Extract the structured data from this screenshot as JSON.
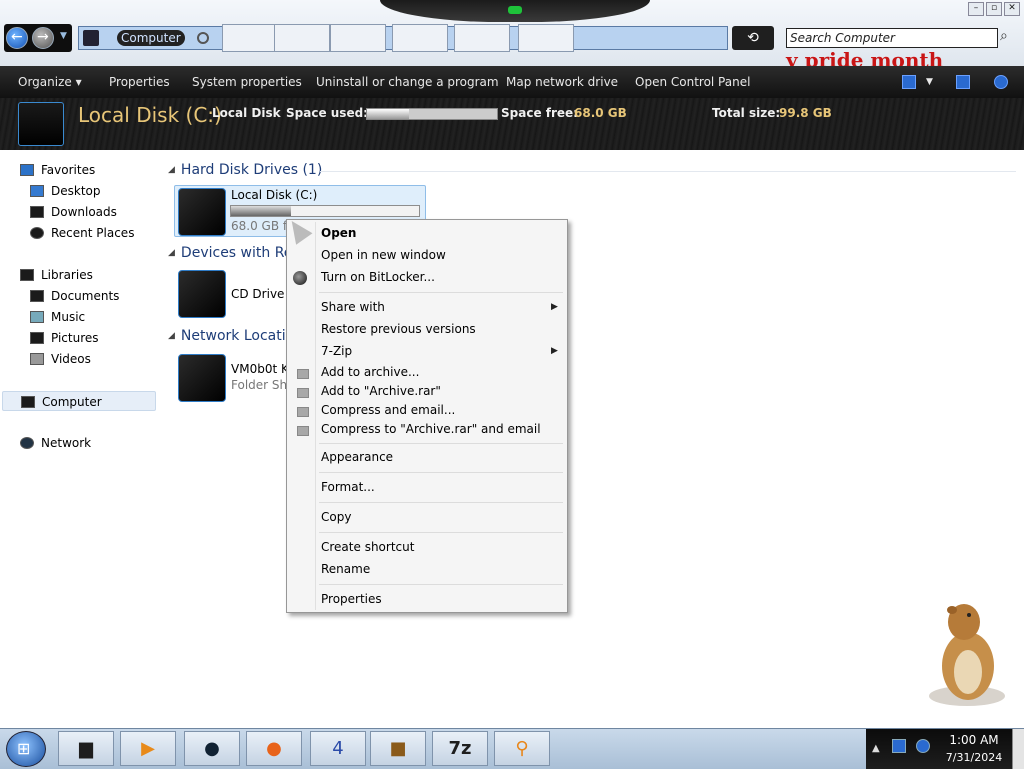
{
  "window": {
    "breadcrumb": "Computer",
    "search_placeholder": "Search Computer",
    "desktop_banner": "y pride month"
  },
  "toolbar": {
    "organize": "Organize",
    "properties": "Properties",
    "system_properties": "System properties",
    "uninstall": "Uninstall or change a program",
    "map_drive": "Map network drive",
    "control_panel": "Open Control Panel"
  },
  "details": {
    "title": "Local Disk (C:)",
    "type": "Local Disk",
    "space_used_label": "Space used:",
    "space_used_fraction": 0.32,
    "space_free_label": "Space free:",
    "space_free": "68.0 GB",
    "total_label": "Total size:",
    "total": "99.8 GB"
  },
  "nav": {
    "favorites": "Favorites",
    "desktop": "Desktop",
    "downloads": "Downloads",
    "recent": "Recent Places",
    "libraries": "Libraries",
    "documents": "Documents",
    "music": "Music",
    "pictures": "Pictures",
    "videos": "Videos",
    "computer": "Computer",
    "network": "Network"
  },
  "content": {
    "hdd_header": "Hard Disk Drives (1)",
    "drive_name": "Local Disk (C:)",
    "drive_free": "68.0 GB fre",
    "devices_header": "Devices with Re",
    "cd_name": "CD Drive (",
    "network_header": "Network Locatio",
    "net_name": "VM0b0t Ke",
    "net_sub": "Folder Sho"
  },
  "context_menu": {
    "open": "Open",
    "open_new": "Open in new window",
    "bitlocker": "Turn on BitLocker...",
    "share": "Share with",
    "restore": "Restore previous versions",
    "sevenzip": "7-Zip",
    "add_archive": "Add to archive...",
    "add_rar": "Add to \"Archive.rar\"",
    "compress_email": "Compress and email...",
    "compress_rar_email": "Compress to \"Archive.rar\" and email",
    "appearance": "Appearance",
    "format": "Format...",
    "copy": "Copy",
    "shortcut": "Create shortcut",
    "rename": "Rename",
    "properties": "Properties"
  },
  "taskbar": {
    "time": "1:00 AM",
    "date": "7/31/2024"
  }
}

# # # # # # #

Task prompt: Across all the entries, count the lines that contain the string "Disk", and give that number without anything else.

Answer section: 4